I often get to Monday morning totally exhausted by my weekend. I don’t know what happened but somewhere along the way (I think when I became a mum) weekends stopped being refreshing for me.  They are a chore I need to survive and I have become increasingly dissatisfied with them. Long Saturday afternoons spent reading and watching movies are but a distant memory, and so is the feeling of feeling refreshed and replenished for the Monday return to work.  Now weekends are difficult, they go at a frantic 7-year-old pace with lots of bouncing, wriggling, and cartwheels.  Mr Seven’s behaviour is always at its most difficult when two parents are present.
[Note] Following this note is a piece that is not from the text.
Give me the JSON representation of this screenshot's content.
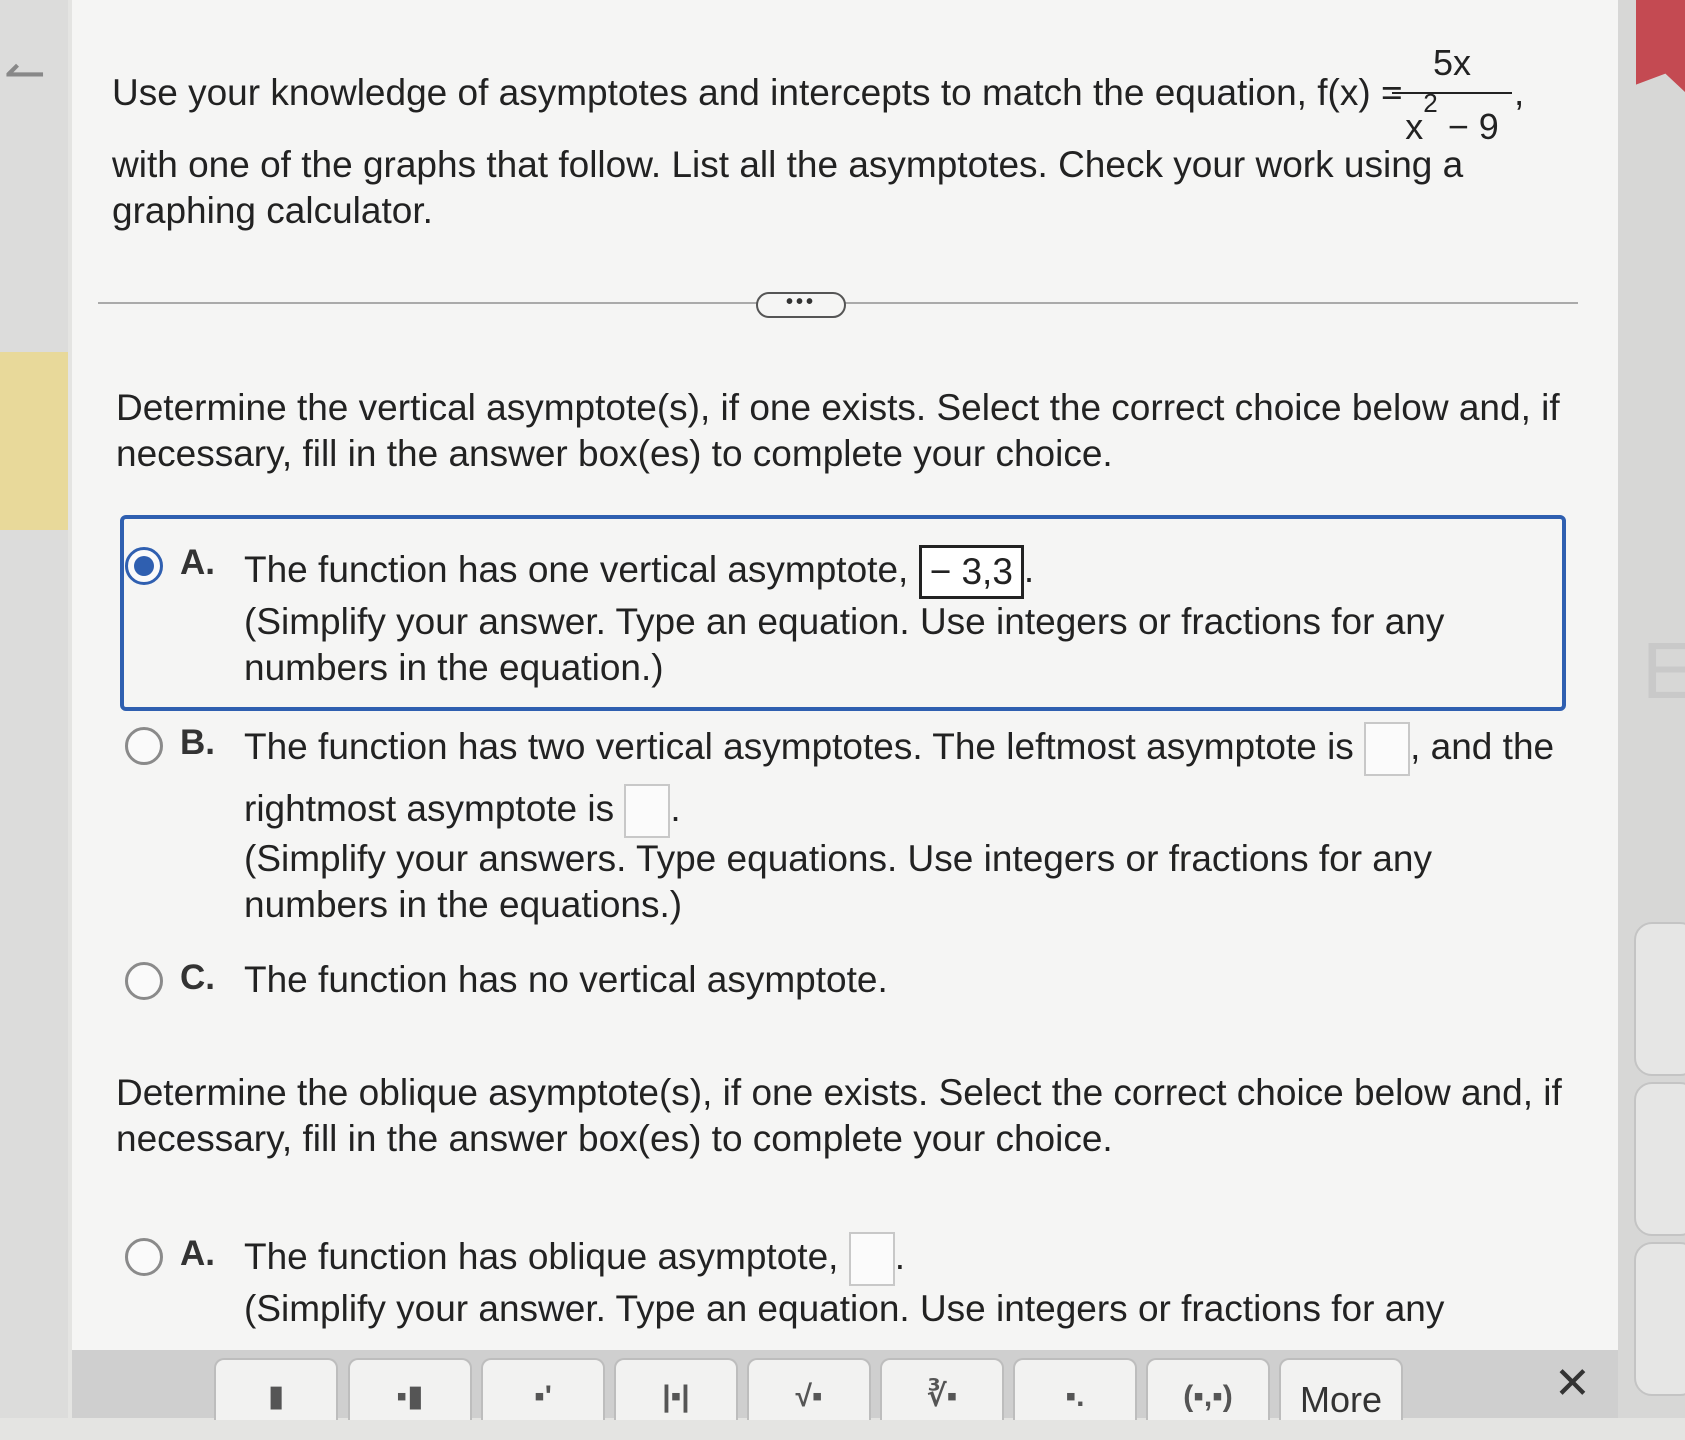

Saturday and Sundays start at 6.15am and are packed tight with activity and household organisation tasks until I collapse into bed by 9 pm.  I find myself longing for the peace, quiet and creativity of my work week.
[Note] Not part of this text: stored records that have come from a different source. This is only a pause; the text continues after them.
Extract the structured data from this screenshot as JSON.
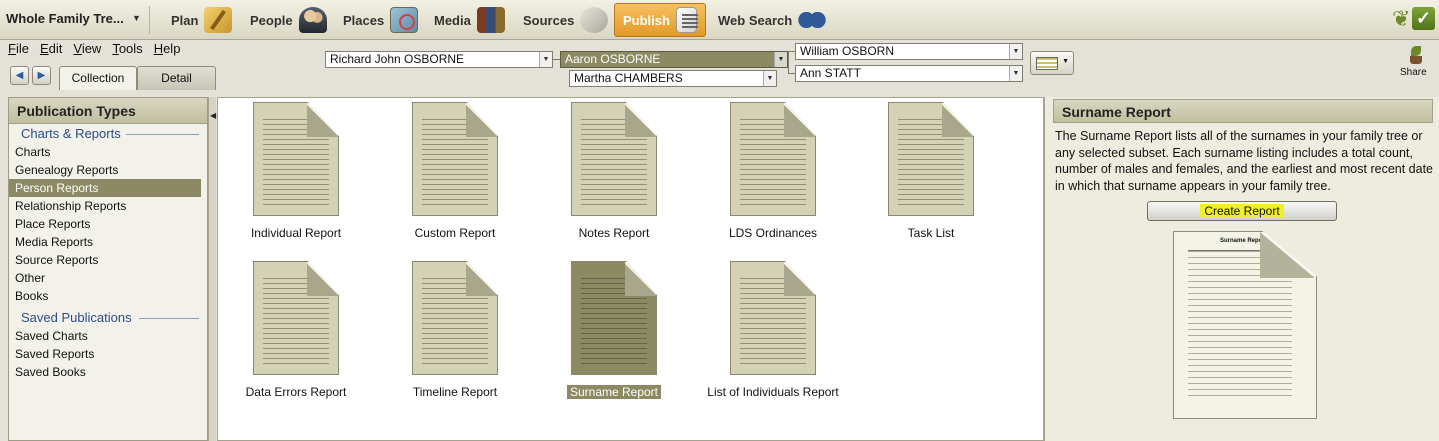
{
  "topbar": {
    "tree_name": "Whole Family Tre...",
    "nav": [
      {
        "label": "Plan",
        "icon": "plan-icon"
      },
      {
        "label": "People",
        "icon": "people-icon"
      },
      {
        "label": "Places",
        "icon": "places-icon"
      },
      {
        "label": "Media",
        "icon": "media-icon"
      },
      {
        "label": "Sources",
        "icon": "sources-icon"
      },
      {
        "label": "Publish",
        "icon": "publish-icon",
        "active": true
      },
      {
        "label": "Web Search",
        "icon": "web-search-icon"
      }
    ]
  },
  "menu": [
    "File",
    "Edit",
    "View",
    "Tools",
    "Help"
  ],
  "tabs": {
    "collection": "Collection",
    "detail": "Detail"
  },
  "family": {
    "person": "Richard John OSBORNE",
    "father": "Aaron OSBORNE",
    "mother": "Martha CHAMBERS",
    "grandfather": "William OSBORN",
    "grandmother": "Ann STATT"
  },
  "share_label": "Share",
  "left_panel": {
    "title": "Publication Types",
    "charts_group": "Charts & Reports",
    "charts_items": [
      "Charts",
      "Genealogy Reports",
      "Person Reports",
      "Relationship Reports",
      "Place Reports",
      "Media Reports",
      "Source Reports",
      "Other",
      "Books"
    ],
    "selected_item": "Person Reports",
    "saved_group": "Saved Publications",
    "saved_items": [
      "Saved Charts",
      "Saved Reports",
      "Saved Books"
    ]
  },
  "reports": [
    {
      "label": "Individual Report"
    },
    {
      "label": "Custom Report"
    },
    {
      "label": "Notes Report"
    },
    {
      "label": "LDS Ordinances"
    },
    {
      "label": "Task List"
    },
    {
      "label": "Data Errors Report"
    },
    {
      "label": "Timeline Report"
    },
    {
      "label": "Surname Report",
      "selected": true
    },
    {
      "label": "List of Individuals Report"
    }
  ],
  "right_panel": {
    "title": "Surname Report",
    "description": "The Surname Report lists all of the surnames in your family tree or any selected subset.  Each surname listing includes a total count, number of males and females, and the earliest and most recent date in which that surname appears in your family tree.",
    "button": "Create Report",
    "preview_title": "Surname Report"
  },
  "colors": {
    "selected": "#8b8a62",
    "accent": "#e39a28",
    "button_highlight": "#f0f02a"
  }
}
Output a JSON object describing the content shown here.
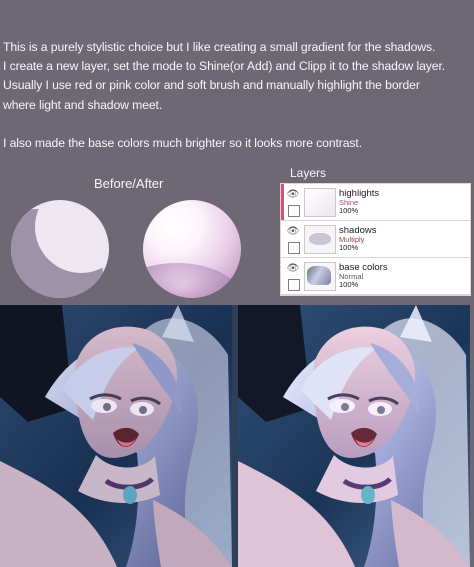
{
  "tutorial": {
    "line_1": "This is a purely stylistic choice but I like creating a small gradient for the shadows.",
    "line_2": "I create a new layer, set the mode to Shine(or Add) and Clipp it to the shadow layer.",
    "line_3": "Usually I use red or pink color and soft brush and manually highlight the border",
    "line_4": "where light and shadow meet.",
    "line_5": "I also made the base colors much brighter so it looks more contrast."
  },
  "comparison": {
    "title": "Before/After"
  },
  "layers_panel": {
    "title": "Layers",
    "rows": [
      {
        "name": "highlights",
        "mode": "Shine",
        "opacity": "100%"
      },
      {
        "name": "shadows",
        "mode": "Multiply",
        "opacity": "100%"
      },
      {
        "name": "base colors",
        "mode": "Normal",
        "opacity": "100%"
      }
    ]
  },
  "icons": {
    "visibility": "eye-icon",
    "checkbox": "checkbox-icon"
  },
  "colors": {
    "background": "#6d6873",
    "text": "#f7f6f8",
    "clip_marker": "#d34f7a",
    "shine_mode": "#9d4f8d",
    "multiply_mode": "#8c4d4d"
  }
}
So I decided to use some of my work tools to apply reflective learning to my weekend, to help me think about what is working and what isn't working.  To be able to sit and ponder how I can use my strengths and values at the weekend and in a way that leaves me feeling rested and ready for the week ahead.  For a number of years in my personnel development and coaching work, I have been encouraging others to use critical reflection in their work and to set regular rhythms of reflection and evaluation.  I have also realised that regular systematic reflection has a lot to offer for reducing self-doubt and building self-confidence too.  However last night it suddenly occurred to me that I have never applied the reflective principles that I apply to my work and teach to others to my weekend.  

It is interesting that the wellbeing literature suggests that getting to spend at least 80% of your work week using your strengths, contributes to feeling that you have an excellent quality of life.  We also talk about the impact on wellbeing and workplace engagement of being able to have work that lets us express our values.  Underlying this research about work is the assumption that work is something that we struggle to enjoy and weekends are all fun and enjoyment.  To be honest (and I think this may be true for other part-time working mums) this is the opposite way around for me.

I love my work, and really struggle to enjoy my weekends. 

Household organisation and physical activity do not let me express my strengths or values.  Our time off is just as important, if not more so than our time at work, but sometimes we can be reluctant to apply work principles to our time off.  I guess it makes us feel like we are working instead of relaxing and can sap our spontaneity.  If we are going to use work tools to help our time off we need to avoid using them to make rules and only use them if they do have positive results

I decided to bring together critical reflection, strengths and values to help me assess my weekends as a first step in finding a way forward to expressing more of my strengths and values. It is also an opportunity to assess the balance between each family member in the opportunities they get over the weekend.  To do this I made a simple worksheet which you can see here.  

I would love to hear your ideas of how you use your strengths to make weekends more enjoyable.